A "Parting Shot" -- Never has an athlete finished in such style. In his last at bat of a Hall of Fame career, Ted Williams sent 10,454 fans into a frenzy when he launched a 1-1 pitch from Baltimore Orioles' pitcher Jack Fisher high into the damp gray sky and into the Red Sox bullpen for a home run.
Carl Yastremski -- In 1961, a highly touted rookie from Long Island, NY stepped into the hallowed shadow of Fenway's left field wall to guard an area just vacated by a legend.
Rico Petrocelli -- Rico Petrocelli joined the Boston Red Sox in 1965 as a shortstop that would develop a powerful stroke at the plate. His bat guided him into numerous categories of the club's record books but it was his family that guided him as a person.
Tony Conigliaro -- He was a hometown hero with a home-run swing and a Hollywood-handsome face. "Tony C," as he became known to fans, burst onto the baseball scene in Fenway Park in 1964, taking 24 homers over the "Green Monster" in 111 games while batting .290.
Making his major league debut in Yankee Stadium, 21-year-old lefty Billy Rohr came within one out of pitching a no-hitter. An Elston Howard single to left with two outs in the ninth ruined the rookie's shot at immortality, but his unforgettable performance will live forever in Red Sox lore.
Yaz and "The Impossible Dream." Has there ever been a better example of the cream rising to the top? With the Sox fighting for their first pennant in 21 years, Carl Yastrzemski picked up his team, placed it squarely on his back and carried them to "The Impossible Dream", that was 1967.

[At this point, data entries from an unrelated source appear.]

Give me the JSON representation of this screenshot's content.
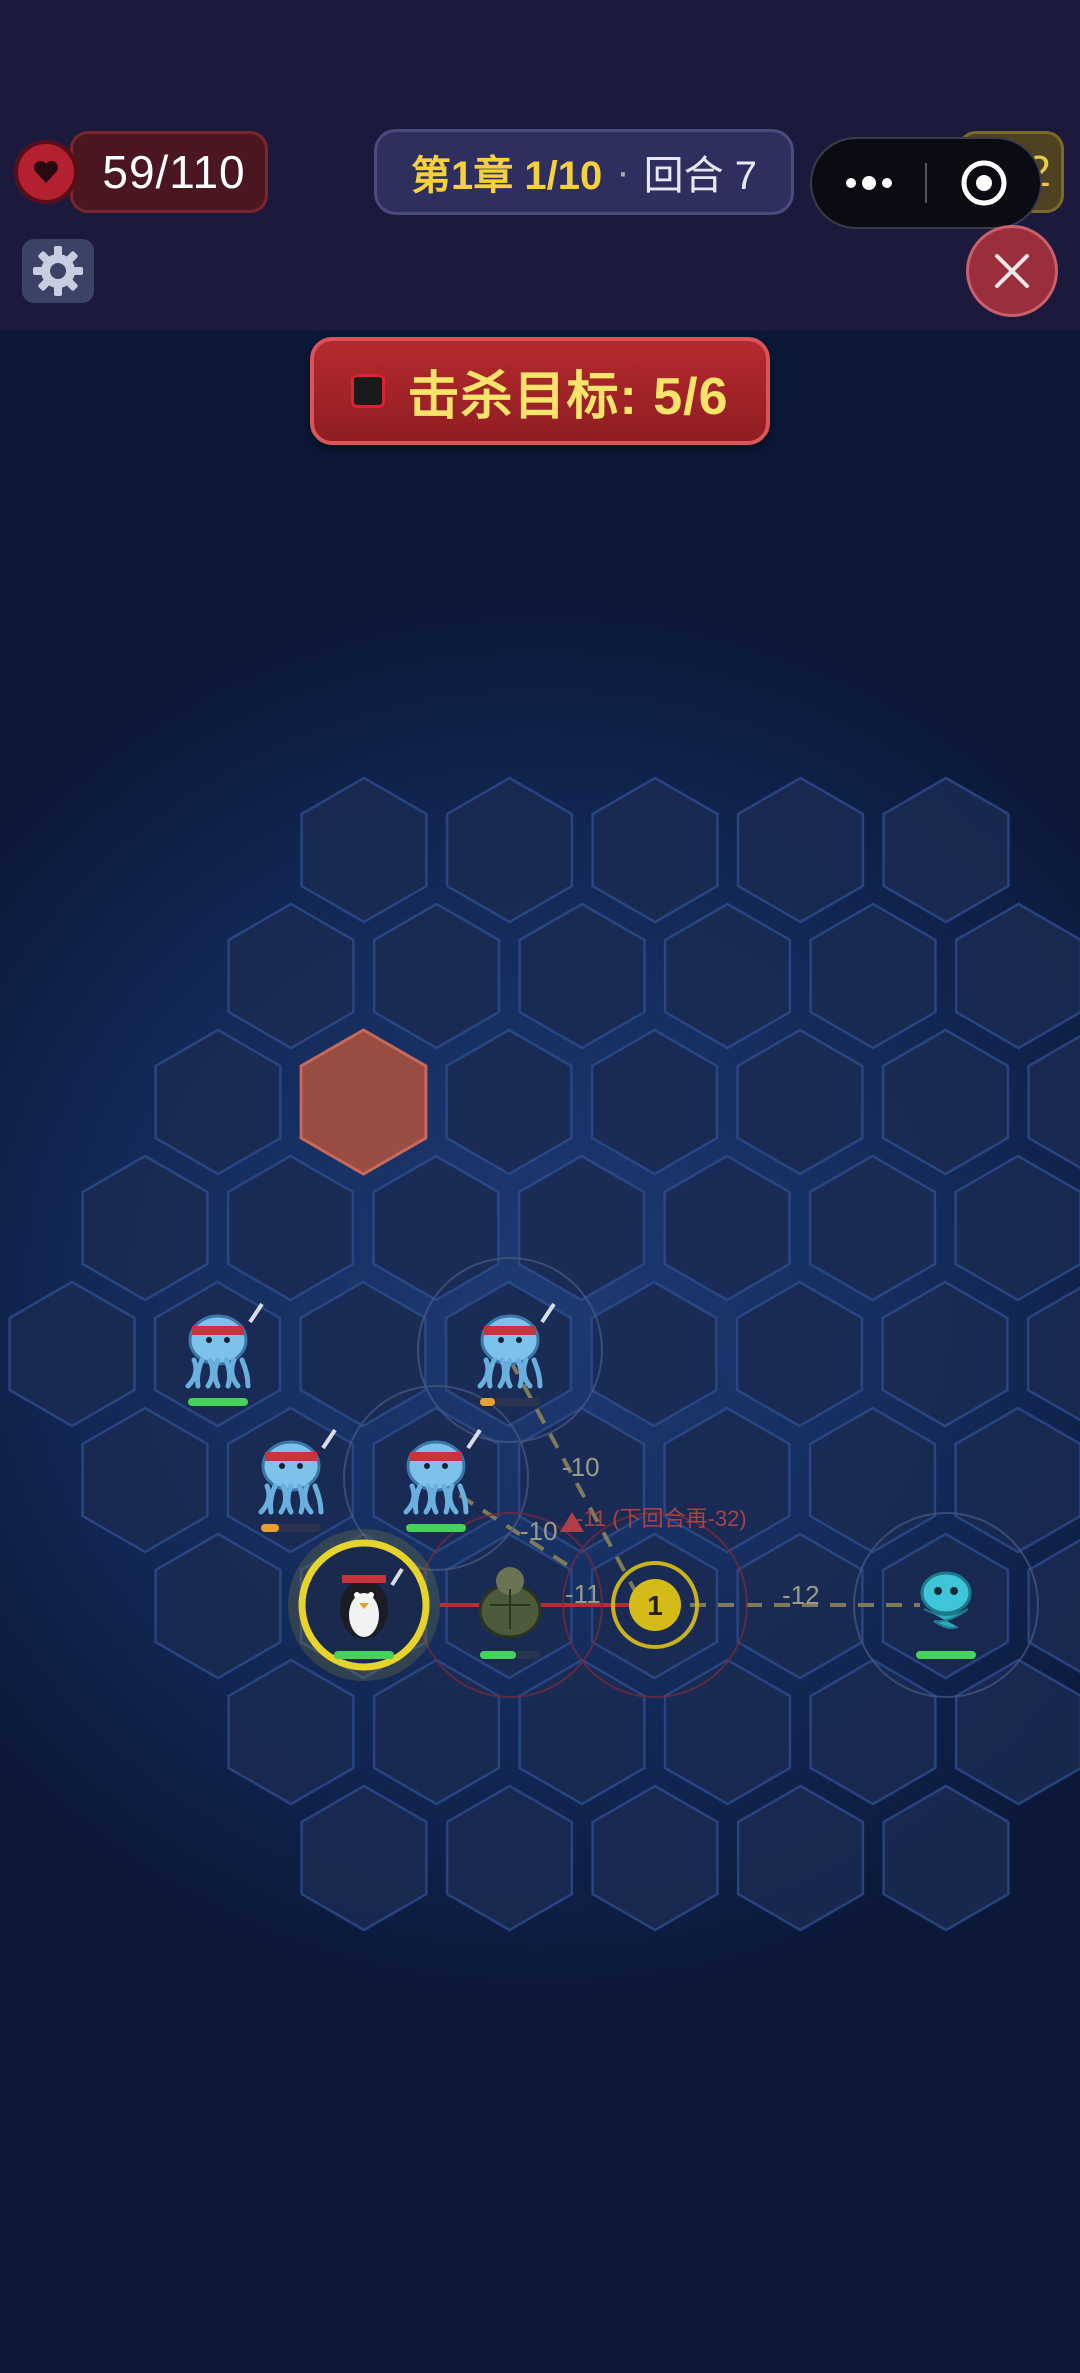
{
  "hud": {
    "hp": "59/110",
    "chapter": "第1章 1/10",
    "separator": "·",
    "round": "回合 7",
    "coins": "32"
  },
  "objective": {
    "label": "击杀目标: 5/6"
  },
  "board": {
    "damage_labels": [
      "-10",
      "-10",
      "-11",
      "-12"
    ],
    "warning_text": "-11 (下回合再-32)",
    "marker_number": "1"
  },
  "colors": {
    "hex_fill": "#1a2a52",
    "hex_stroke": "#2d4a8a",
    "hex_highlight": "#a8503f",
    "banner_text": "#f7e46a"
  },
  "units": [
    {
      "type": "jellyfish-enemy",
      "hp": 1.0
    },
    {
      "type": "jellyfish-enemy",
      "hp": 0.25
    },
    {
      "type": "jellyfish-enemy",
      "hp": 0.3
    },
    {
      "type": "jellyfish-enemy",
      "hp": 1.0
    },
    {
      "type": "penguin-player",
      "hp": 1.0
    },
    {
      "type": "turtle-ally",
      "hp": 0.6
    },
    {
      "type": "water-spirit-enemy",
      "hp": 1.0
    }
  ]
}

Carlton Fisk -- Carlton Fisk was in control from the start. He was a big, rugged, powerful presence both behind the plate and over it, in a Red Sox career that lasted a decade.